▶ **Task goal**
Retype all of the entries exactly as they appear.

Source records:

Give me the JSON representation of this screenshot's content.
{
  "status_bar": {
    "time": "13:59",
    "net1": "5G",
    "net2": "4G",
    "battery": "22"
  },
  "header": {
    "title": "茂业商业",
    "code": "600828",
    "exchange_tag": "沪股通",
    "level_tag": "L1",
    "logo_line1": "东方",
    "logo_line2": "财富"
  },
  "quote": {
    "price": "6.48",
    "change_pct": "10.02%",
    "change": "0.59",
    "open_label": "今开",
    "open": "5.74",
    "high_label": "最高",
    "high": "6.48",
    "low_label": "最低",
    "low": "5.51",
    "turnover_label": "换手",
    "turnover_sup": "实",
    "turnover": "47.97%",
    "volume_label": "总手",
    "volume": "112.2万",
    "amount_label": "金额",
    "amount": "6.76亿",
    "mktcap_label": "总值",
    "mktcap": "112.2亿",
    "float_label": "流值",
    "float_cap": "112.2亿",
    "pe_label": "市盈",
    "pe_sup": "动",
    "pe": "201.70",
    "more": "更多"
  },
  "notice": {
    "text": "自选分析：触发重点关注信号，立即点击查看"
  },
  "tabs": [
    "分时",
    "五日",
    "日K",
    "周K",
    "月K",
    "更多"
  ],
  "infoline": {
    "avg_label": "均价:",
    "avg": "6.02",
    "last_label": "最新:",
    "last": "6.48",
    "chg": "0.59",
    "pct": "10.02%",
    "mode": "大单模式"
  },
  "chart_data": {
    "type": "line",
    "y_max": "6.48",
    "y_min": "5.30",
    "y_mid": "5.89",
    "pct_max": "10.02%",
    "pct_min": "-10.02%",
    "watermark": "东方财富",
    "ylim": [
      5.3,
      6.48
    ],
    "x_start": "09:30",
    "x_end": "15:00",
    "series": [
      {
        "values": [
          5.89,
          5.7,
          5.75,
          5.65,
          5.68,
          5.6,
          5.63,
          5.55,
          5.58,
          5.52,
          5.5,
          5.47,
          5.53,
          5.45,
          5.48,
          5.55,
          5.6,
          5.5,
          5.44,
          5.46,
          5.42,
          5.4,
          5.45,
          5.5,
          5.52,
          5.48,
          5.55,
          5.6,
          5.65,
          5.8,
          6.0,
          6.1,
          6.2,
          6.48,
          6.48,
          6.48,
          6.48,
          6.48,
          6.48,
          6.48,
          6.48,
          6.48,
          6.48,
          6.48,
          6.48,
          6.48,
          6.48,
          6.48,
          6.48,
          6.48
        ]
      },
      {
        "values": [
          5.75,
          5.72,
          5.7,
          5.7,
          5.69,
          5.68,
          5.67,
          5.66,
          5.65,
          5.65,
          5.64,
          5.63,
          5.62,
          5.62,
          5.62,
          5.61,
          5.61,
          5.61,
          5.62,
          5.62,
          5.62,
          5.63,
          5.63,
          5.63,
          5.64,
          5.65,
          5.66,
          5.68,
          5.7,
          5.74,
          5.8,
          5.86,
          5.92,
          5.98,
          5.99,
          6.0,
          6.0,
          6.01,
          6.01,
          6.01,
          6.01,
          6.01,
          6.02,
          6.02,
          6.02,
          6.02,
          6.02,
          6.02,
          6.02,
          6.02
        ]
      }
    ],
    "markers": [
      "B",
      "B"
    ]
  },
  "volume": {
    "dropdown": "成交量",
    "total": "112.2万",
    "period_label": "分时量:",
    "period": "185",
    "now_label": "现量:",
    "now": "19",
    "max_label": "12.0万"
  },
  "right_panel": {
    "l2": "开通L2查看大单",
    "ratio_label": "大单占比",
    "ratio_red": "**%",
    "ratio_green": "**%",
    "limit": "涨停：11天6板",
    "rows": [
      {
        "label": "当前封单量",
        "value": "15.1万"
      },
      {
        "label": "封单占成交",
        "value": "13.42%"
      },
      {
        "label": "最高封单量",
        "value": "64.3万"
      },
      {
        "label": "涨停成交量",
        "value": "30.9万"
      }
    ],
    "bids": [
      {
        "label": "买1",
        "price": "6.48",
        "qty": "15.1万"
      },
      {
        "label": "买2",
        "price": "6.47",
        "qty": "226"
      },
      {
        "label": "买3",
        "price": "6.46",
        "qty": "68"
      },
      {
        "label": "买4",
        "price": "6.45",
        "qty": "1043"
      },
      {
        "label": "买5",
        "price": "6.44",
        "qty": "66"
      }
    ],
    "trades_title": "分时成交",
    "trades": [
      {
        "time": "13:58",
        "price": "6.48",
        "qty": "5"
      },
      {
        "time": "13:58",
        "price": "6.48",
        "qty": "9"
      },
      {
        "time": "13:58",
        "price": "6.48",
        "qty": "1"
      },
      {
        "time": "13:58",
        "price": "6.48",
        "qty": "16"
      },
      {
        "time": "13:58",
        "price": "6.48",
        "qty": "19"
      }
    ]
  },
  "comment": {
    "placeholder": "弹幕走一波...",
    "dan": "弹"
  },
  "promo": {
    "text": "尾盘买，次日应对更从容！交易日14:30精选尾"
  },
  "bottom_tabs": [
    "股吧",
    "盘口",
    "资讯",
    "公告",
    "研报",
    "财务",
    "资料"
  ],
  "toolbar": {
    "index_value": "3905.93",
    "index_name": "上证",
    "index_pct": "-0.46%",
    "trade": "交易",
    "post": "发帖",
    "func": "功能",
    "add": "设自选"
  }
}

▶ **Result below**
Give me the JSON representation of this screenshot's content.
{
  "status_bar": {
    "time": "13:59",
    "net1": "5G",
    "net2": "4G",
    "battery": "22"
  },
  "header": {
    "title": "茂业商业",
    "code": "600828",
    "exchange_tag": "沪股通",
    "level_tag": "L1",
    "logo_line1": "东方",
    "logo_line2": "财富"
  },
  "quote": {
    "price": "6.48",
    "change_pct": "10.02%",
    "change": "0.59",
    "open_label": "今开",
    "open": "5.74",
    "high_label": "最高",
    "high": "6.48",
    "low_label": "最低",
    "low": "5.51",
    "turnover_label": "换手",
    "turnover_sup": "实",
    "turnover": "47.97%",
    "volume_label": "总手",
    "volume": "112.2万",
    "amount_label": "金额",
    "amount": "6.76亿",
    "mktcap_label": "总值",
    "mktcap": "112.2亿",
    "float_label": "流值",
    "float_cap": "112.2亿",
    "pe_label": "市盈",
    "pe_sup": "动",
    "pe": "201.70",
    "more": "更多"
  },
  "notice": {
    "text": "自选分析：触发重点关注信号，立即点击查看"
  },
  "tabs": [
    "分时",
    "五日",
    "日K",
    "周K",
    "月K",
    "更多"
  ],
  "infoline": {
    "avg_label": "均价:",
    "avg": "6.02",
    "last_label": "最新:",
    "last": "6.48",
    "chg": "0.59",
    "pct": "10.02%",
    "mode": "大单模式"
  },
  "chart_data": {
    "type": "line",
    "y_max": "6.48",
    "y_min": "5.30",
    "y_mid": "5.89",
    "pct_max": "10.02%",
    "pct_min": "-10.02%",
    "watermark": "东方财富",
    "ylim": [
      5.3,
      6.48
    ],
    "x_start": "09:30",
    "x_end": "15:00",
    "series": [
      {
        "values": [
          5.89,
          5.7,
          5.75,
          5.65,
          5.68,
          5.6,
          5.63,
          5.55,
          5.58,
          5.52,
          5.5,
          5.47,
          5.53,
          5.45,
          5.48,
          5.55,
          5.6,
          5.5,
          5.44,
          5.46,
          5.42,
          5.4,
          5.45,
          5.5,
          5.52,
          5.48,
          5.55,
          5.6,
          5.65,
          5.8,
          6.0,
          6.1,
          6.2,
          6.48,
          6.48,
          6.48,
          6.48,
          6.48,
          6.48,
          6.48,
          6.48,
          6.48,
          6.48,
          6.48,
          6.48,
          6.48,
          6.48,
          6.48,
          6.48,
          6.48
        ]
      },
      {
        "values": [
          5.75,
          5.72,
          5.7,
          5.7,
          5.69,
          5.68,
          5.67,
          5.66,
          5.65,
          5.65,
          5.64,
          5.63,
          5.62,
          5.62,
          5.62,
          5.61,
          5.61,
          5.61,
          5.62,
          5.62,
          5.62,
          5.63,
          5.63,
          5.63,
          5.64,
          5.65,
          5.66,
          5.68,
          5.7,
          5.74,
          5.8,
          5.86,
          5.92,
          5.98,
          5.99,
          6.0,
          6.0,
          6.01,
          6.01,
          6.01,
          6.01,
          6.01,
          6.02,
          6.02,
          6.02,
          6.02,
          6.02,
          6.02,
          6.02,
          6.02
        ]
      }
    ],
    "markers": [
      "B",
      "B"
    ]
  },
  "volume": {
    "dropdown": "成交量",
    "total": "112.2万",
    "period_label": "分时量:",
    "period": "185",
    "now_label": "现量:",
    "now": "19",
    "max_label": "12.0万"
  },
  "right_panel": {
    "l2": "开通L2查看大单",
    "ratio_label": "大单占比",
    "ratio_red": "**%",
    "ratio_green": "**%",
    "limit": "涨停：11天6板",
    "rows": [
      {
        "label": "当前封单量",
        "value": "15.1万"
      },
      {
        "label": "封单占成交",
        "value": "13.42%"
      },
      {
        "label": "最高封单量",
        "value": "64.3万"
      },
      {
        "label": "涨停成交量",
        "value": "30.9万"
      }
    ],
    "bids": [
      {
        "label": "买1",
        "price": "6.48",
        "qty": "15.1万"
      },
      {
        "label": "买2",
        "price": "6.47",
        "qty": "226"
      },
      {
        "label": "买3",
        "price": "6.46",
        "qty": "68"
      },
      {
        "label": "买4",
        "price": "6.45",
        "qty": "1043"
      },
      {
        "label": "买5",
        "price": "6.44",
        "qty": "66"
      }
    ],
    "trades_title": "分时成交",
    "trades": [
      {
        "time": "13:58",
        "price": "6.48",
        "qty": "5"
      },
      {
        "time": "13:58",
        "price": "6.48",
        "qty": "9"
      },
      {
        "time": "13:58",
        "price": "6.48",
        "qty": "1"
      },
      {
        "time": "13:58",
        "price": "6.48",
        "qty": "16"
      },
      {
        "time": "13:58",
        "price": "6.48",
        "qty": "19"
      }
    ]
  },
  "comment": {
    "placeholder": "弹幕走一波...",
    "dan": "弹"
  },
  "promo": {
    "text": "尾盘买，次日应对更从容！交易日14:30精选尾"
  },
  "bottom_tabs": [
    "股吧",
    "盘口",
    "资讯",
    "公告",
    "研报",
    "财务",
    "资料"
  ],
  "toolbar": {
    "index_value": "3905.93",
    "index_name": "上证",
    "index_pct": "-0.46%",
    "trade": "交易",
    "post": "发帖",
    "func": "功能",
    "add": "设自选"
  }
}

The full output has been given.